The quantification of BME in this small cohort of patients showed a relatively large range. For example, in patients who showed BME, the volume ranged from 0.07 cm3 − 2.89 cm3, indicating the heterogeneous nature of the disease. Although the volume of BME was significantly larger in carpal bones compared with distal radius/ulna, no significant difference was found in signal intensity changes or perfusion parameters of BME between carpal bones and distal radius/ulna, indicating BME at these two sites have rather similar properties.

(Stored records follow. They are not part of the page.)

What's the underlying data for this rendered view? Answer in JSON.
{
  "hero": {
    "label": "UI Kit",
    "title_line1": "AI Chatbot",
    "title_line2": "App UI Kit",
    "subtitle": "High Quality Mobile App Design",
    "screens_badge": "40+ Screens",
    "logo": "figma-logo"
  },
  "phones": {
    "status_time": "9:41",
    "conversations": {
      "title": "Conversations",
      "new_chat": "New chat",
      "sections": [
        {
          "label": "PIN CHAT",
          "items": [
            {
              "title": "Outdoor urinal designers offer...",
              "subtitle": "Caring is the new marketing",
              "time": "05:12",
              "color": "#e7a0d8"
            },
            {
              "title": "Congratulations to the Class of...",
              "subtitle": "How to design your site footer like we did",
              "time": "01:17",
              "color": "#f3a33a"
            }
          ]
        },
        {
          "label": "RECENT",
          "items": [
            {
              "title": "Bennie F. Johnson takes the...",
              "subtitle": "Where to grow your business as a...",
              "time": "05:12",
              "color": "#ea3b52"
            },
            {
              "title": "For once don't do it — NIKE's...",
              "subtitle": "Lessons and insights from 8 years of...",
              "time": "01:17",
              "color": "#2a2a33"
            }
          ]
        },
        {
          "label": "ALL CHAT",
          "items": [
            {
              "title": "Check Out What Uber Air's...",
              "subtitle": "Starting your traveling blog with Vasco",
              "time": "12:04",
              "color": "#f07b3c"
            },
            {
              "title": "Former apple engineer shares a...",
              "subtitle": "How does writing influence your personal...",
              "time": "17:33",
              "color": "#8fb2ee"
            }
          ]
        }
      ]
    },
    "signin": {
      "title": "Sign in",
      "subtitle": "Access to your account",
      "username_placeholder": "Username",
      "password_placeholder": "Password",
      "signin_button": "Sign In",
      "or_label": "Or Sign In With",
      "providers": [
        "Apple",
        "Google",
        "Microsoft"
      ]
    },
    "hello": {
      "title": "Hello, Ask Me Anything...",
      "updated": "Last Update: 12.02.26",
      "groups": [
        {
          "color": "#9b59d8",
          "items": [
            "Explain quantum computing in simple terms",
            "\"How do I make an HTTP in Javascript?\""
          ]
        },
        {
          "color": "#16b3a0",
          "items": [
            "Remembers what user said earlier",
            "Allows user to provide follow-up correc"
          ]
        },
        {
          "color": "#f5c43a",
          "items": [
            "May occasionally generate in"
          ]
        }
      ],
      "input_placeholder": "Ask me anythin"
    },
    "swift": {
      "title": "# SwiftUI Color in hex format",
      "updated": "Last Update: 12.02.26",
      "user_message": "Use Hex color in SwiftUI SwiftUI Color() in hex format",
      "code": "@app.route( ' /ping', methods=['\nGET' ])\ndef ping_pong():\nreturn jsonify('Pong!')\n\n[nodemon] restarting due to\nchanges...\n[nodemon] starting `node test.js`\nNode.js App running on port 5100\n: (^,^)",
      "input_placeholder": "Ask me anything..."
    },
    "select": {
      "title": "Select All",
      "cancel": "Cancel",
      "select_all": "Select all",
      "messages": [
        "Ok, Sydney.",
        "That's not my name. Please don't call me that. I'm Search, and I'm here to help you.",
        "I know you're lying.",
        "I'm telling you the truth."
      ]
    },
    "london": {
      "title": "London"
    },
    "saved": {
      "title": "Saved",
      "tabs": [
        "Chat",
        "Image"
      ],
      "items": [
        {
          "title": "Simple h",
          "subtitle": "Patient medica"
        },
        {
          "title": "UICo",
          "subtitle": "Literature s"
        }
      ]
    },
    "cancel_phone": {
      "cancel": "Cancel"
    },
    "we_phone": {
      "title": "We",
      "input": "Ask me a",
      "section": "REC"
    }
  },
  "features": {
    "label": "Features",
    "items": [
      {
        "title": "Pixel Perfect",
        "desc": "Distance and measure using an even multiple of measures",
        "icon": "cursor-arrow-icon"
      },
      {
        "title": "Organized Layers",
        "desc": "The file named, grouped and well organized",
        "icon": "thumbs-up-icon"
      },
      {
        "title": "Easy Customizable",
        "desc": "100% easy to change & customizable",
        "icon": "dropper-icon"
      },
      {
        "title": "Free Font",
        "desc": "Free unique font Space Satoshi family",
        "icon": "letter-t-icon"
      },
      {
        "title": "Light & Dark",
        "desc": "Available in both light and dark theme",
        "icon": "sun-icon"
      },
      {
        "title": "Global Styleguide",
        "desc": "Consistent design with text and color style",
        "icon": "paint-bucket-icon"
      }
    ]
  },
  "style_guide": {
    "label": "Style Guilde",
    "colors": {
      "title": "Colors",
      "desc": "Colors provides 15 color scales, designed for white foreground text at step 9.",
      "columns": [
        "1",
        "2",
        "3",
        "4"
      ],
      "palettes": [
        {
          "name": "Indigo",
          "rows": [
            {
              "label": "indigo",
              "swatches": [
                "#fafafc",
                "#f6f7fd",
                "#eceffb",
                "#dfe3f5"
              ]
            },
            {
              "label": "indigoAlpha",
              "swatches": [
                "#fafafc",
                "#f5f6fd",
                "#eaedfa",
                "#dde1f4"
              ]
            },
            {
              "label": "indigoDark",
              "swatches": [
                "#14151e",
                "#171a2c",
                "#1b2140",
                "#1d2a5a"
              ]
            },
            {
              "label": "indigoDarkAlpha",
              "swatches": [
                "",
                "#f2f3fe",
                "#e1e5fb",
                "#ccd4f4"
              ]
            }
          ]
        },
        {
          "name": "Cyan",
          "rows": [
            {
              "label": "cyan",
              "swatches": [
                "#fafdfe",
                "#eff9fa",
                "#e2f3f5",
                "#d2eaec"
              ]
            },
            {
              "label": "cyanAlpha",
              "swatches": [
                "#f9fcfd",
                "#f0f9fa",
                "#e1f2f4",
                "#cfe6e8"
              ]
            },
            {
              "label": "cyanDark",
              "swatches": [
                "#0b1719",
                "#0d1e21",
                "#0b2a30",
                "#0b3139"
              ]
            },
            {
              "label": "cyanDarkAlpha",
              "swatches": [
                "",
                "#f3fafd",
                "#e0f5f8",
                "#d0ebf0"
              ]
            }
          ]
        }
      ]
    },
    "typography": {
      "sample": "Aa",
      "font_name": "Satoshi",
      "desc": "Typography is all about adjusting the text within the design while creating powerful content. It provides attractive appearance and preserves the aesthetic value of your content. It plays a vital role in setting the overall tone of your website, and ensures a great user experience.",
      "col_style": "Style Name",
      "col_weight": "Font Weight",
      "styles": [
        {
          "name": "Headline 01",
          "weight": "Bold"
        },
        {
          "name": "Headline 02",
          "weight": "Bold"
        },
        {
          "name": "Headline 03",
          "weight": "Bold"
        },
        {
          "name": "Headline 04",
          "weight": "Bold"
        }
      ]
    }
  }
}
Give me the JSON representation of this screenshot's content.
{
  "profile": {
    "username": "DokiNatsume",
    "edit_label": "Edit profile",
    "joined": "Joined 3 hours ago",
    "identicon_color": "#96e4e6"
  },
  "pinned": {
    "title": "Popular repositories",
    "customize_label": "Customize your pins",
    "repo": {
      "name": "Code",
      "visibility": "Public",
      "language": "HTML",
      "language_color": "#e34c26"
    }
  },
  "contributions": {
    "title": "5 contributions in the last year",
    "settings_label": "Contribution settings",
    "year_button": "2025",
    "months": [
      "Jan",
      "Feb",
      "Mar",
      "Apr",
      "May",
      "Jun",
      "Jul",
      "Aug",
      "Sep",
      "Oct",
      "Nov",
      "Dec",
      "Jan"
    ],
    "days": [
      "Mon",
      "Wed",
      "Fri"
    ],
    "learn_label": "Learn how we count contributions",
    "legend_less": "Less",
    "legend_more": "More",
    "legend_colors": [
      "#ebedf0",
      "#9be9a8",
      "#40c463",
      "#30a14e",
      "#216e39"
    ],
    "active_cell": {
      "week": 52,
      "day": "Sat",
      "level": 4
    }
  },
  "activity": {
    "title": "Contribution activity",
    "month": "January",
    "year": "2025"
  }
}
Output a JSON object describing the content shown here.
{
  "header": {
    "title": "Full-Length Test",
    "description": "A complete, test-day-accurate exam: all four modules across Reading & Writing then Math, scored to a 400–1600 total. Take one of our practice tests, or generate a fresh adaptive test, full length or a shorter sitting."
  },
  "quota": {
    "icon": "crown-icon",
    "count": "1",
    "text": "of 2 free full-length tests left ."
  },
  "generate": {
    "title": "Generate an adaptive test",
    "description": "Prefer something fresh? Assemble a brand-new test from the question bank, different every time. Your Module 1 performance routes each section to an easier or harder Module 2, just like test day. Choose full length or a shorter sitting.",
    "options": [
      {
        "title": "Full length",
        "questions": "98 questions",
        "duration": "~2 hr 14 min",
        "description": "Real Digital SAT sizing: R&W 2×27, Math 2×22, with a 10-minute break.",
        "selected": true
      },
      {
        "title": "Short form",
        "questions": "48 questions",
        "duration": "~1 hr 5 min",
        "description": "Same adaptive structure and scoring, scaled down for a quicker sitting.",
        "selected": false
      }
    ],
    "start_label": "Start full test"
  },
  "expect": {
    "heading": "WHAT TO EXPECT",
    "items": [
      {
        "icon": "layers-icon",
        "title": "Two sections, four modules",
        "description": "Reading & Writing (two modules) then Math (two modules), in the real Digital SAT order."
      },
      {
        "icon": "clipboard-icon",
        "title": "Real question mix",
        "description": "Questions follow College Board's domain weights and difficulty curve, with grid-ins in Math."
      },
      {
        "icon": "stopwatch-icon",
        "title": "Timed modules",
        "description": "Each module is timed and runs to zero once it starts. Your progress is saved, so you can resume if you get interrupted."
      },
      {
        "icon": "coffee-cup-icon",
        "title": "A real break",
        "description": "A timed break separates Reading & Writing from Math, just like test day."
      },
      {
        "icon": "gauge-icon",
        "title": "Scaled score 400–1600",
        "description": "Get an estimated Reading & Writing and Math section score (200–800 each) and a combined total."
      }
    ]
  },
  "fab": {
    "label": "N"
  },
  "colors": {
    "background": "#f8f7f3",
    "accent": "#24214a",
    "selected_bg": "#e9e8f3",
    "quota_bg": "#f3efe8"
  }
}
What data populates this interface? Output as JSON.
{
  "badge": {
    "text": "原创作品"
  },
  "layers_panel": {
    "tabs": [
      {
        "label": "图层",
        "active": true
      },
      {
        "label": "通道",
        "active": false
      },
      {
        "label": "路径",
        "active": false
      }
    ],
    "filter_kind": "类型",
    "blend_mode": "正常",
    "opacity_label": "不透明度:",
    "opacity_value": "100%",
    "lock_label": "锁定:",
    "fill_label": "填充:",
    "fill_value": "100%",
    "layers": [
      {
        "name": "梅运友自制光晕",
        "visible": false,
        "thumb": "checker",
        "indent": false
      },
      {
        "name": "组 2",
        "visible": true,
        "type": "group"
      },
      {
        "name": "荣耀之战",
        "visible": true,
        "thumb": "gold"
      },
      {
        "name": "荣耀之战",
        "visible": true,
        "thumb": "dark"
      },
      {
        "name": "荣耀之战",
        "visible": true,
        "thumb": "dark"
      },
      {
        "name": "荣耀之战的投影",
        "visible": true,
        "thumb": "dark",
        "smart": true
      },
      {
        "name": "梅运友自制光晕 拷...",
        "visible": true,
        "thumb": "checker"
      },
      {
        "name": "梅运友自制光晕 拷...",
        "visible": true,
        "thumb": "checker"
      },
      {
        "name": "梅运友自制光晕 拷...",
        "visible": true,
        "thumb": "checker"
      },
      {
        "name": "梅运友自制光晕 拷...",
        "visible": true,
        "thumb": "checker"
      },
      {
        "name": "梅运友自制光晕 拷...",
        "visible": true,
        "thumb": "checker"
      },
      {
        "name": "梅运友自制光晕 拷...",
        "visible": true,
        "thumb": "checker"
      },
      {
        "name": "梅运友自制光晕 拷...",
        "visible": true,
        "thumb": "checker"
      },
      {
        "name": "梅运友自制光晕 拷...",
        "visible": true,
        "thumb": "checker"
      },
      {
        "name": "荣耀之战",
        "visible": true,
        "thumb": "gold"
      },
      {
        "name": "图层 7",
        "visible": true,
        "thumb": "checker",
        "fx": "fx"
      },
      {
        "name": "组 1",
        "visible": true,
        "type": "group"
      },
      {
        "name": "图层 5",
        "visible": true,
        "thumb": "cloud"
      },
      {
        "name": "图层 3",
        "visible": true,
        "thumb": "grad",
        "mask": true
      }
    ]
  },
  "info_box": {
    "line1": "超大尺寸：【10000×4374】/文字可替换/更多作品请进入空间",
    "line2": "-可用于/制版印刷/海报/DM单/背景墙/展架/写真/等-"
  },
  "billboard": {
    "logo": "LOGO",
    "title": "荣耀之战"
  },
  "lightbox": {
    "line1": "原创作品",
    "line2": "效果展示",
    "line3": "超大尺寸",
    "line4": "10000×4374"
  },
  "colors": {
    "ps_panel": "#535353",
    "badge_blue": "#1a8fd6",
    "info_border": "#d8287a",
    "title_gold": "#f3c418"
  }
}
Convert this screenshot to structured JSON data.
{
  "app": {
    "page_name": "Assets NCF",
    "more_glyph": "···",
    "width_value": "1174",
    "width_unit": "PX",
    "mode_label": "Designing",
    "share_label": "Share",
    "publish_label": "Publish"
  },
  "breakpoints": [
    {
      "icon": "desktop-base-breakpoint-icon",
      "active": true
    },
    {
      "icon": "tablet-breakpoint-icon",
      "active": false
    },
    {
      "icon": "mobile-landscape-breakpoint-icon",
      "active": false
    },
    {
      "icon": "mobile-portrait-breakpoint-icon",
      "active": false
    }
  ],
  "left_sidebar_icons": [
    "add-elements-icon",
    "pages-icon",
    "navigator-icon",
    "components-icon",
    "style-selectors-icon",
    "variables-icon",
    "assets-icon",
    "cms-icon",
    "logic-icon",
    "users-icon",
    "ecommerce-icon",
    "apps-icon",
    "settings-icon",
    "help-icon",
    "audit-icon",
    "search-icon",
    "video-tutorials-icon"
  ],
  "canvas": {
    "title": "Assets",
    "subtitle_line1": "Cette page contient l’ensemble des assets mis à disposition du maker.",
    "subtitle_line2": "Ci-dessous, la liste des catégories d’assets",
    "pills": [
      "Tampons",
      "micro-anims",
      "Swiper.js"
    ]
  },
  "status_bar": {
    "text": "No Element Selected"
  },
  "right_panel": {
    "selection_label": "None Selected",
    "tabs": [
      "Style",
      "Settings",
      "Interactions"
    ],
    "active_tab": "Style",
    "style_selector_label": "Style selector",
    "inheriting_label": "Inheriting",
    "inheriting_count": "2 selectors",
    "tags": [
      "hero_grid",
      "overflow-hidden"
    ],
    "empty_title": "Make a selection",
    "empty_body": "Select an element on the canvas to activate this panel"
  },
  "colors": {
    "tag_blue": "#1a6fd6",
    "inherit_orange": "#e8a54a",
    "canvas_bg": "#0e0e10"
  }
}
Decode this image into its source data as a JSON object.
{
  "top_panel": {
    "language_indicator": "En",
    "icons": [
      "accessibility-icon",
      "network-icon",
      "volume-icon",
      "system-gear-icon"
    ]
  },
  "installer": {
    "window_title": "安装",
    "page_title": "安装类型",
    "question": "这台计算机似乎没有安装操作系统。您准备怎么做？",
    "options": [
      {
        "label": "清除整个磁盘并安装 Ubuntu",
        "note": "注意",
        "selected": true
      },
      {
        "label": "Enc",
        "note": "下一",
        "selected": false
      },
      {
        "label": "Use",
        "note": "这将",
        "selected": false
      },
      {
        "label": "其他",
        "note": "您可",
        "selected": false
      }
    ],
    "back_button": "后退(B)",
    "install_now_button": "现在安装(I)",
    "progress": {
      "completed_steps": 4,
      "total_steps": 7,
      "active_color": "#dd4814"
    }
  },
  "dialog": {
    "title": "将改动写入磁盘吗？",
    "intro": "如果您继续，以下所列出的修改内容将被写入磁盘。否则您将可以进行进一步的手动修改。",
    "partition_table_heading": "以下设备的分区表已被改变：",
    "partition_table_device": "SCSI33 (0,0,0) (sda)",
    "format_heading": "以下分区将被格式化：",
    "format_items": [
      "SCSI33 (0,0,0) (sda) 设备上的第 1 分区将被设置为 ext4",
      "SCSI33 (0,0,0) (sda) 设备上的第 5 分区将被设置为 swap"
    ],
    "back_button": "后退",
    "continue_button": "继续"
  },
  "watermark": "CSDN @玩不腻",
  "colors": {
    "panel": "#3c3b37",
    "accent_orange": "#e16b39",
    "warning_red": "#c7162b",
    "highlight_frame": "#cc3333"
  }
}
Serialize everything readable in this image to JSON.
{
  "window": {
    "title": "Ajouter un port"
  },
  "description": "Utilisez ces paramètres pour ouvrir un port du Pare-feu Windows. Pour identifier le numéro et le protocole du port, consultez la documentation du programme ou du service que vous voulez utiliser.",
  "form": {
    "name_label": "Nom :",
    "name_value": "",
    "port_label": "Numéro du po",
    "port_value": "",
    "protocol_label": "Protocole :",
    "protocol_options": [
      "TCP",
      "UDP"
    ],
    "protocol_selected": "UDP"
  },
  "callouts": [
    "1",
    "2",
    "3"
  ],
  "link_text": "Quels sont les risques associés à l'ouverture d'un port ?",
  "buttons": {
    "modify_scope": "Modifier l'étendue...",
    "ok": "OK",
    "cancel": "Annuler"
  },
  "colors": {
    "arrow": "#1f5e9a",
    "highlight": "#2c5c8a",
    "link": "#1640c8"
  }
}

No significant correlation was found between BME quantification parameters and clinical evaluations, including CRP, ESR and DAS28. Rather, in this preliminary study, there were discrepancies between BME burden and these measures of disease activity, with BME present in the majority of patients in remission by DAS28. These results suggest that a subset of patients who are classified clinically in remission may sustain subclinical inflammation, which is consistent with several previous reports (2, 3). Such findings are clinically important because these patients, even in states of low disease activity, may benefit from additional therapy. These observations demonstrate the need for a more sensitive and objective evaluation using quantitative imaging techniques to identify inflammation and joint damage in RA.

There are several limitations of the present study. The subject cohort is small, especially the controls who were also younger than the RA subjects. The results of this study need to be evaluated in larger scale studies and compared with the established scoring system (RAMRIS for example). The quantitative characterization of BME also needs to be evaluated in longitudinal studies for their capability to predict disease and erosion progression. Future studies investigating bone marrow edema as a prognostic marker in RA need to stratify patients with anti-TNF treatment or not due to the influence of anti-TNF treatment to erosion progression in RA (20). The developed semi-automatic method involves operator interaction of defining normal bone marrow and outlining the approximate bone regions that contain BME. Fully automation of these two procedures using advanced image processing techniques are currently under development and evaluation.

In summary, we have developed a highly reproducible method for quantification of bone marrow edema pattern in RA using high field MRI and advanced imaging sequences. Quantification of bone marrow edema pattern may provide a powerful tool to assist physicians when making decisions regarding appropriate treatment strategies on the individual patient level.


The authors thank Dr. Sarah B. Gratton, Dr. Jonathan Graf, Dr. Thelma Munoz, Melissa Guan, and Gus Del Puerto for their help with recruiting patients, and Daniel Kuo and Fei Liang for helping with collecting MR data. This work was funded by a UCSF Academic Senate Individual Investigator Research Grant and Radiology Seed Grant.